**What the task asks:**
Where an image appears, leave it out; otherwise repeat the data exactly.

**Excerpts from an interface dataset:**
────────

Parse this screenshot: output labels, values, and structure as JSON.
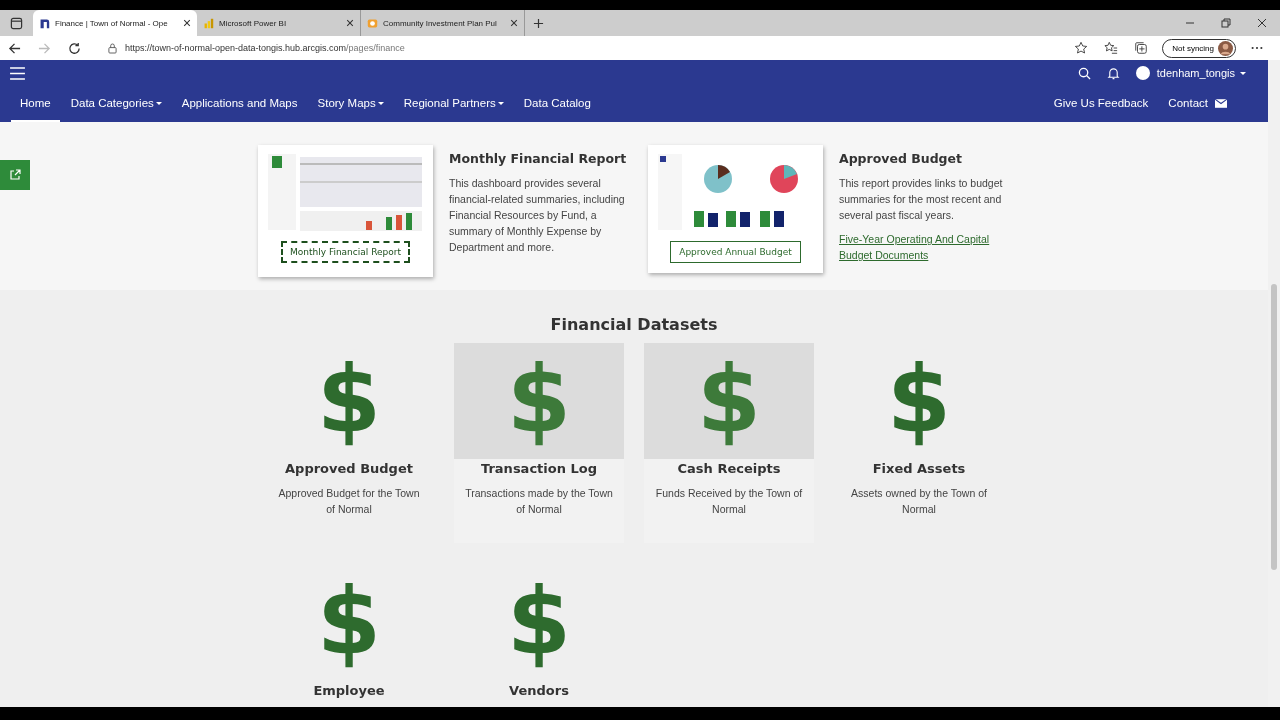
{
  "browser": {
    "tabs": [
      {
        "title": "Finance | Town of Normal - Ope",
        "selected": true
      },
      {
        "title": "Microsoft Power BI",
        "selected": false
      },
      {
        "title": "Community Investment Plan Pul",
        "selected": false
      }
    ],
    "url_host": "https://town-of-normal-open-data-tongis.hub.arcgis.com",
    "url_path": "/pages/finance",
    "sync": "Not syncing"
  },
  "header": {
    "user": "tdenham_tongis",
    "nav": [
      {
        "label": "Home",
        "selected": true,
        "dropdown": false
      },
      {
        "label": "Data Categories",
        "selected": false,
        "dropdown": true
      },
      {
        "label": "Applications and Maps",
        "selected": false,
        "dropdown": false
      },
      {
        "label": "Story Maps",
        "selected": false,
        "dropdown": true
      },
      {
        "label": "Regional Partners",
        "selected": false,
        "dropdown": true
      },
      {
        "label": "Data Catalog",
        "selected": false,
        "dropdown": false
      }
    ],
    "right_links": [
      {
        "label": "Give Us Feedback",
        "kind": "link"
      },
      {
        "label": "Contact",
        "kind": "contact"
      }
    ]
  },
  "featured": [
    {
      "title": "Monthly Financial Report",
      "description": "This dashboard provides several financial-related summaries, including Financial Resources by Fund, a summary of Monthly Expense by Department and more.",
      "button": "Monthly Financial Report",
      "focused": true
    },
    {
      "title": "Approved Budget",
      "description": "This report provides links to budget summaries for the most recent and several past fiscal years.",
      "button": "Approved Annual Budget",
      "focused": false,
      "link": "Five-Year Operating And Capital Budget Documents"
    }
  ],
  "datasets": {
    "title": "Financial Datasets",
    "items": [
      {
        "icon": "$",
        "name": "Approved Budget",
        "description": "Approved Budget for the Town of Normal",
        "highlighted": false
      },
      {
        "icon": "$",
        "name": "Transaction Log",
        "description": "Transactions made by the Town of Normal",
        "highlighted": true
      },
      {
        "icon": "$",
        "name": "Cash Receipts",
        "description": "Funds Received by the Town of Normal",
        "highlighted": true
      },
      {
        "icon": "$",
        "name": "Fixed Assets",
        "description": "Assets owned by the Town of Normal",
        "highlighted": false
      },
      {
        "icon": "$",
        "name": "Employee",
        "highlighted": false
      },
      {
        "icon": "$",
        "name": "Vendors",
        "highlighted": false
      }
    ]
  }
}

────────

**Exercise result:**
Parse this screenshot: output labels, values, and structure as JSON.
{
  "browser": {
    "tabs": [
      {
        "title": "Finance | Town of Normal - Ope",
        "selected": true
      },
      {
        "title": "Microsoft Power BI",
        "selected": false
      },
      {
        "title": "Community Investment Plan Pul",
        "selected": false
      }
    ],
    "url_host": "https://town-of-normal-open-data-tongis.hub.arcgis.com",
    "url_path": "/pages/finance",
    "sync": "Not syncing"
  },
  "header": {
    "user": "tdenham_tongis",
    "nav": [
      {
        "label": "Home",
        "selected": true,
        "dropdown": false
      },
      {
        "label": "Data Categories",
        "selected": false,
        "dropdown": true
      },
      {
        "label": "Applications and Maps",
        "selected": false,
        "dropdown": false
      },
      {
        "label": "Story Maps",
        "selected": false,
        "dropdown": true
      },
      {
        "label": "Regional Partners",
        "selected": false,
        "dropdown": true
      },
      {
        "label": "Data Catalog",
        "selected": false,
        "dropdown": false
      }
    ],
    "right_links": [
      {
        "label": "Give Us Feedback",
        "kind": "link"
      },
      {
        "label": "Contact",
        "kind": "contact"
      }
    ]
  },
  "featured": [
    {
      "title": "Monthly Financial Report",
      "description": "This dashboard provides several financial-related summaries, including Financial Resources by Fund, a summary of Monthly Expense by Department and more.",
      "button": "Monthly Financial Report",
      "focused": true
    },
    {
      "title": "Approved Budget",
      "description": "This report provides links to budget summaries for the most recent and several past fiscal years.",
      "button": "Approved Annual Budget",
      "focused": false,
      "link": "Five-Year Operating And Capital Budget Documents"
    }
  ],
  "datasets": {
    "title": "Financial Datasets",
    "items": [
      {
        "icon": "$",
        "name": "Approved Budget",
        "description": "Approved Budget for the Town of Normal",
        "highlighted": false
      },
      {
        "icon": "$",
        "name": "Transaction Log",
        "description": "Transactions made by the Town of Normal",
        "highlighted": true
      },
      {
        "icon": "$",
        "name": "Cash Receipts",
        "description": "Funds Received by the Town of Normal",
        "highlighted": true
      },
      {
        "icon": "$",
        "name": "Fixed Assets",
        "description": "Assets owned by the Town of Normal",
        "highlighted": false
      },
      {
        "icon": "$",
        "name": "Employee",
        "highlighted": false
      },
      {
        "icon": "$",
        "name": "Vendors",
        "highlighted": false
      }
    ]
  }
}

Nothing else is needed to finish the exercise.